Berkeley school district cannot cut resources from students who need them most

CITY AFFAIRS: At a time when Berkeley schools are facing an equity crisis, it can’t afford to defund diversity programs

Illustration of students in a classroom. A hand symbolizing budget cuts takes away a student's books
Emily Bi/Staff

The Berkeley Unified School District, or BUSD, board is considering a number of funding cuts to ensure its financial feasibility. Among the list is a proposed decrease in funding to the Office of Family Engagement and Equity, which aims to provide support to underserved students and their families — affecting nearly 40 percent of students in the district.

It should go without saying that the financial sustainability of a public school district should never come at the cost of supporting the students who rely on it most.

At a time when BUSD continues to face issues related to diversity and inclusion in its schools, the board is proposing cuts to a program created to safeguard equity. The Civil Rights Data Collection found in 2015 that white students comprised nearly 40 percent of the student population at Berkeley High School as well as the majority of the school’s “Gifted and Talented” students. The school is also separated into five learning communities, which have repeatedly been criticized for perpetuating implicit segregation between white students and students of color.

Education is a basic human right, but unfortunately, not all students start at the same place — inclusion and equity programs exist to bridge these gaps. Diversity programs acknowledge the systemic disadvantages that prevent educational equity. To ensure that all students can meet their potential, schools can’t pretend that students start at the same place — something that BUSD clearly acknowledges in its mission statement.

In 2008, BUSD committed to the 2020 Vision for Berkeley’s Children and Youth to ensure that “all children, regardless of race, ethnicity, and income, who enter Berkeley Schools beginning in 2007 (and remain in the district) will achieve equitable outcomes with no proficiency differences by the time they graduate in June, 2020.” Cutting crucial diversity and equity offices contradicts this plan in a manner that is both ignorant and tone-deaf.

And the need for these offices is even more critical now, as the district has seen an increase in homeless and housing-insecure students and families over the last year. According to a report on the program’s performance, in 2017-18, the district’s Office of Family Engagement and Equity:

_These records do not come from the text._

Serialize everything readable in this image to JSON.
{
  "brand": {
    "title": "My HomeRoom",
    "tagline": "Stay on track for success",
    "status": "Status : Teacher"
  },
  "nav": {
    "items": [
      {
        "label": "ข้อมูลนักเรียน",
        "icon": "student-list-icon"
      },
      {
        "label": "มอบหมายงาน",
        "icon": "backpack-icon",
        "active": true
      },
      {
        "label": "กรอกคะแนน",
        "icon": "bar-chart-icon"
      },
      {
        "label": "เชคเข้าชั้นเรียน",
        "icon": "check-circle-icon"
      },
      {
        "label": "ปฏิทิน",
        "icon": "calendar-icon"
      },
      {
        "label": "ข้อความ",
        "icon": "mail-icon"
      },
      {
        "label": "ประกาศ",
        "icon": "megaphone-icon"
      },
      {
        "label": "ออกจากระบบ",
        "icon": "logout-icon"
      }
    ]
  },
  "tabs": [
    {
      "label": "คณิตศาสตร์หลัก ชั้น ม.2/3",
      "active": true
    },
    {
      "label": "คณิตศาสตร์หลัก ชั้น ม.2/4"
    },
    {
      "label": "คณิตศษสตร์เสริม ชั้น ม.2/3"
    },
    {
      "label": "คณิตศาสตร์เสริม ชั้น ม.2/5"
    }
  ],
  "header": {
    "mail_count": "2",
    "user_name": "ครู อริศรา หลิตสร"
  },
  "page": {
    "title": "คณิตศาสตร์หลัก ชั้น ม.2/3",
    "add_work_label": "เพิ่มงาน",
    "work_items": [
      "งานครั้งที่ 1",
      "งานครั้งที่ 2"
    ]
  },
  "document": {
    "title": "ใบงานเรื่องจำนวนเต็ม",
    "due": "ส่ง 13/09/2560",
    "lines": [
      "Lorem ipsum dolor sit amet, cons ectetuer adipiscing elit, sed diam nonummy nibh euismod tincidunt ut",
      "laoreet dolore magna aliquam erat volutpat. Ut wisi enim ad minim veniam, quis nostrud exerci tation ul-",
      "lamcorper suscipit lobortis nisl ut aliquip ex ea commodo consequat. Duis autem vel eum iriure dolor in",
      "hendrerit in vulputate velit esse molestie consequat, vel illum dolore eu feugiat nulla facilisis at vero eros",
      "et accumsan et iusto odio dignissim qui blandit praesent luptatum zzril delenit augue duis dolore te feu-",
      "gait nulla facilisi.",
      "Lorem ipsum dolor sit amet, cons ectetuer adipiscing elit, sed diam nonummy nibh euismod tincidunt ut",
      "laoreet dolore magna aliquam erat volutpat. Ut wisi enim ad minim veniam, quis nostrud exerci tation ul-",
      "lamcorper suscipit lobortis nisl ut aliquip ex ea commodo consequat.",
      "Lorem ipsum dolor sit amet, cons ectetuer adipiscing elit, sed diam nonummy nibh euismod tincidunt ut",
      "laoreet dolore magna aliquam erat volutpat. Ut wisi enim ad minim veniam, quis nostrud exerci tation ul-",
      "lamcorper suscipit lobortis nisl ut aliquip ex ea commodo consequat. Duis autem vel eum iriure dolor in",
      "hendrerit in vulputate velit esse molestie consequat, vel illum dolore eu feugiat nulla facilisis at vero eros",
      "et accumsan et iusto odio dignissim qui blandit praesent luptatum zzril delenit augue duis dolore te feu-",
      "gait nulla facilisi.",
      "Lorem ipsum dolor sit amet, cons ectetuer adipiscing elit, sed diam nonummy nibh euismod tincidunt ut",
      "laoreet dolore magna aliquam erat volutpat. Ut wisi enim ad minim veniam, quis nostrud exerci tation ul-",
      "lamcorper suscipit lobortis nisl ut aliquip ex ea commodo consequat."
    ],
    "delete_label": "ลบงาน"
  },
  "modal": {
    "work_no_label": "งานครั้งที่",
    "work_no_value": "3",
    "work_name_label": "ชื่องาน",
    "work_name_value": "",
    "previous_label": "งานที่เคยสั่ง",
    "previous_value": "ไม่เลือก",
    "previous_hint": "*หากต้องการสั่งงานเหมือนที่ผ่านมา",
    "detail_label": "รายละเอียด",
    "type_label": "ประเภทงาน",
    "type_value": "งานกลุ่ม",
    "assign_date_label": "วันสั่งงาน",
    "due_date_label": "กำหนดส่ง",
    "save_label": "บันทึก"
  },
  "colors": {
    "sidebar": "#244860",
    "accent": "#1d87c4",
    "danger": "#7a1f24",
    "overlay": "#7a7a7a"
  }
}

  • Provided immigration support for families
  • Supported homeless families with food, clothing, housing, student enrollment assistance and communication
  • Organized BUSD’s first “Black History Oratorical Fest”
  • Created a “K to College School Supply and Dental Hygiene Giveaway” for low-income families
  • Coordinated college readiness and financial aid clinics

Let’s be honest — no one likes budget cuts, but everybody is grappling with them. Teachers in Los Angeles had to strike for almost a week in order for their voices to be heard on critical issues such as better wages and increased access to physical and mental health resources in schools. In Oakland, public schools are struggling to stay open. Budget cuts are necessary to ensure the long-term financial feasibility of schools, but these cuts — while unavoidable — should never harm historically marginalized community members. Schools must research and implement alternatives to uphold their commitment to educational equity.

If BUSD is truly committed to its 2020 vision, then it needs to invest in equity — not defund it.

Editorials represent the majority opinion of the Editorial Board as written by the opinion editor.